As part of getting the kitchen cleaned up and organized, I really wanted to do something with this eye-sore of a cork board we had decorating one wall. (Wish I could have taken a “before” picture, but, unfortunately, it would have included taking pictures of sensitive information, such as personal addresses.) Not only was it a bit of a hot mess (littered with outdated business cards and receipts that we were, for some reason, saving from 1997), but it was also rather plain and boring, making it a perfect specimen for a geek chic make-over!
Here is the cork board all cleaned off and ready to be geekified. (And, yes, I do regularly make up words. As both an English teacher and a writer, I’m allowed. That’s my argument, anyway, and I’m sticking to it. 🙂 )
The first thing I did was cut some batting to fit the cork board. (I cut it to fit just inside the wood frame.) Then I took my trusty staple gun and stapled the batting down to the cork.)
Next, I cut my chosen fabric. Make sure to cut it a few inches bigger all around than the cork board. You want some over-hang, so that you can pull the fabric tight and staple it around the back. (I used this Star Trek toile, because I loved the idea of this fabric – “hiding” Star Trek images in plain site by using a toile pattern. See “14 Subtly Geeky Fabrics for Keeping the ‘Chic’ in Geek” for some more fabric ideas or check out our Geek Fabrics & Crafting Supplies Pinterest board.)
Then I wrapped the fabric around and stapled it to the back of the board, making sure to pull it tight as I went along.
Here’s what the board looked like with all the fabric stapled on:
Next, I cut lengths of ribbon (I used a navy blue grosgrain) to fit in a criss-cross fashion across the board. These I also stapled down to the back of the board using my staple gun.
Lastly, I used spiral upholstery pins (you can find these at Jo-Ann’s) to anchor down the ribbons in all the spots where the ribbons crossed over.

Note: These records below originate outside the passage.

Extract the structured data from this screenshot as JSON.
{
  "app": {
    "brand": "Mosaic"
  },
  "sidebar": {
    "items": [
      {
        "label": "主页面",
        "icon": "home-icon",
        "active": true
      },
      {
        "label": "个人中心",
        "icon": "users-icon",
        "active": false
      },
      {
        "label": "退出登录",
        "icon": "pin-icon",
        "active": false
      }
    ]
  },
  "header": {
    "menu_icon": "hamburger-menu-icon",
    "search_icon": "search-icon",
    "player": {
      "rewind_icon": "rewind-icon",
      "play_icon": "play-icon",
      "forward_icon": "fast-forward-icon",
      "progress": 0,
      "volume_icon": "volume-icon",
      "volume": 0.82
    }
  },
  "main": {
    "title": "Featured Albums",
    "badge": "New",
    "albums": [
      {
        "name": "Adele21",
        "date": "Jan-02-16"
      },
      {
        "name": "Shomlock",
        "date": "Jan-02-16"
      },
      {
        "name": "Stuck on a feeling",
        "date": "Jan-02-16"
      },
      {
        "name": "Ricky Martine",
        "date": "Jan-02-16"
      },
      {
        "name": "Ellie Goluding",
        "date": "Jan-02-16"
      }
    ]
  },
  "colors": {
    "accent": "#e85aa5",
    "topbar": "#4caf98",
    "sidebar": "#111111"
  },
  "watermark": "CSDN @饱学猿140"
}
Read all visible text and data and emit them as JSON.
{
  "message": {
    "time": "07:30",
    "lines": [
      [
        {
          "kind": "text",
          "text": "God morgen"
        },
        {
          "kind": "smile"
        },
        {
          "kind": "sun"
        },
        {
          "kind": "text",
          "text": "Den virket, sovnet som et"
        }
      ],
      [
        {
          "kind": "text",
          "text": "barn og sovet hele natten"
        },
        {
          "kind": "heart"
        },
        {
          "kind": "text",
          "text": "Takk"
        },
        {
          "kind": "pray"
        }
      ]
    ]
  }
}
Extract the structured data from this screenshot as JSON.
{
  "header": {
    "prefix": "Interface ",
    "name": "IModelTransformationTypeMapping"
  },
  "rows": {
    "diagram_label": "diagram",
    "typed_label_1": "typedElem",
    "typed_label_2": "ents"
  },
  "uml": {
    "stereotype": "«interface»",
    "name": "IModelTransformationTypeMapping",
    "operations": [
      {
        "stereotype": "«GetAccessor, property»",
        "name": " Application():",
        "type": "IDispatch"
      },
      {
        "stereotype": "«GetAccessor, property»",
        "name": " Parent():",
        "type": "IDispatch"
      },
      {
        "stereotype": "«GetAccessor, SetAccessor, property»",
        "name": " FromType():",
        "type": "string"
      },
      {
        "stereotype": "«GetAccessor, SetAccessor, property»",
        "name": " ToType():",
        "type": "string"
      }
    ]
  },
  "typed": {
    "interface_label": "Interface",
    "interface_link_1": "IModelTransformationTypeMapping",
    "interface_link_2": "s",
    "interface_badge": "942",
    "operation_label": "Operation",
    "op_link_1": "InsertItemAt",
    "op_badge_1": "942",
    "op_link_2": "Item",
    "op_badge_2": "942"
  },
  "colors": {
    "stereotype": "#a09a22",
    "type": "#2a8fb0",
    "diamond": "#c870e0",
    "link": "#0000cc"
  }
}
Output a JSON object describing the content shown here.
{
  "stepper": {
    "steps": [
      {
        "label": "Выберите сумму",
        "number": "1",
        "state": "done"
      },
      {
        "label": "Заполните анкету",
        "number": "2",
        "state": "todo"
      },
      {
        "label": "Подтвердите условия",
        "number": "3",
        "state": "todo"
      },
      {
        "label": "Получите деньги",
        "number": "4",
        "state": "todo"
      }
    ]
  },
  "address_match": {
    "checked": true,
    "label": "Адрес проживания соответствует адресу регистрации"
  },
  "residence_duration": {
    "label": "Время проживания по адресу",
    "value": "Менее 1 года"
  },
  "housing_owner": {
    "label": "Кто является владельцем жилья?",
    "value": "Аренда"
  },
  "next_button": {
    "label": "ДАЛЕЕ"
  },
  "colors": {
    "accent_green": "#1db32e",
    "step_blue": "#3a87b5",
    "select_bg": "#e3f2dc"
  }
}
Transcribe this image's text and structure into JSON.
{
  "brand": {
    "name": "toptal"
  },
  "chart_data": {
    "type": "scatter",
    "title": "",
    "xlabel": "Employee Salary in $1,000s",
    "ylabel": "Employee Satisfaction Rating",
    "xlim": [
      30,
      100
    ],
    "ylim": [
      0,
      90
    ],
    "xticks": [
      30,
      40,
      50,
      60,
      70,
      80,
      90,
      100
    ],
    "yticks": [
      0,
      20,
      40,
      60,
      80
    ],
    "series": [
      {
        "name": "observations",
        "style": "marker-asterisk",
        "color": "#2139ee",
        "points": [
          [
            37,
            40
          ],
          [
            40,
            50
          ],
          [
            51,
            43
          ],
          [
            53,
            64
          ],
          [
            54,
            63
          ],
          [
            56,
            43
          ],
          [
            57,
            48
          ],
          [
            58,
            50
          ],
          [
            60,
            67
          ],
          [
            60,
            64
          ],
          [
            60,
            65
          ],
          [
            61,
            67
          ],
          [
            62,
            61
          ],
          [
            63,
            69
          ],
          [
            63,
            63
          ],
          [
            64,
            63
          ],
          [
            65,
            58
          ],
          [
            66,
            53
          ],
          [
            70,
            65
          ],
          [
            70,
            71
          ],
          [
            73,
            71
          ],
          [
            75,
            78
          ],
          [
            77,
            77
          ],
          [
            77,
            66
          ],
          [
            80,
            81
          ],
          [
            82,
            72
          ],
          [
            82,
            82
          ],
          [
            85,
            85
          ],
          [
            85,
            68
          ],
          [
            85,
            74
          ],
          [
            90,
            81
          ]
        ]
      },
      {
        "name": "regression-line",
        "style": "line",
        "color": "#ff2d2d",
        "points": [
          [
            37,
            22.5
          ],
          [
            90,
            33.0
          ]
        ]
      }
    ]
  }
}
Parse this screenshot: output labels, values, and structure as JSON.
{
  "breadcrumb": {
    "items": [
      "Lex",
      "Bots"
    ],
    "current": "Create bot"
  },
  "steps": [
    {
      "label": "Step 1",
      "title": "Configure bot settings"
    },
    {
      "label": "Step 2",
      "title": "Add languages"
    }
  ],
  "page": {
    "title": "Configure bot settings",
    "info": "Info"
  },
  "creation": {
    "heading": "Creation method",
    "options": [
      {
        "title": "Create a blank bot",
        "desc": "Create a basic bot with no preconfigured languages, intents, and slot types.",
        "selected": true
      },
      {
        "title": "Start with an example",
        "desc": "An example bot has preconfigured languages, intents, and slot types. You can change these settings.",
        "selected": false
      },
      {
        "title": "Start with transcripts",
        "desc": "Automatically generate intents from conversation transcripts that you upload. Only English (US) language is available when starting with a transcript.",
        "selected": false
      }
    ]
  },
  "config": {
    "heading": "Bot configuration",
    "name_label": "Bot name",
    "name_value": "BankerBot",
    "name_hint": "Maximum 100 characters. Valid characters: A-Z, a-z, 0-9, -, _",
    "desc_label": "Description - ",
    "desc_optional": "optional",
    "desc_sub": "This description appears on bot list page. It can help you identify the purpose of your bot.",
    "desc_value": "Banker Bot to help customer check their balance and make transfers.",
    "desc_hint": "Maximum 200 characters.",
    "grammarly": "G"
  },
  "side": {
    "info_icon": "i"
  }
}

This is what allows the ribbons to hold all your cards/postcards/business cards/random papers in place.
And voila! Here’s the finished product hanging on the kitchen wall: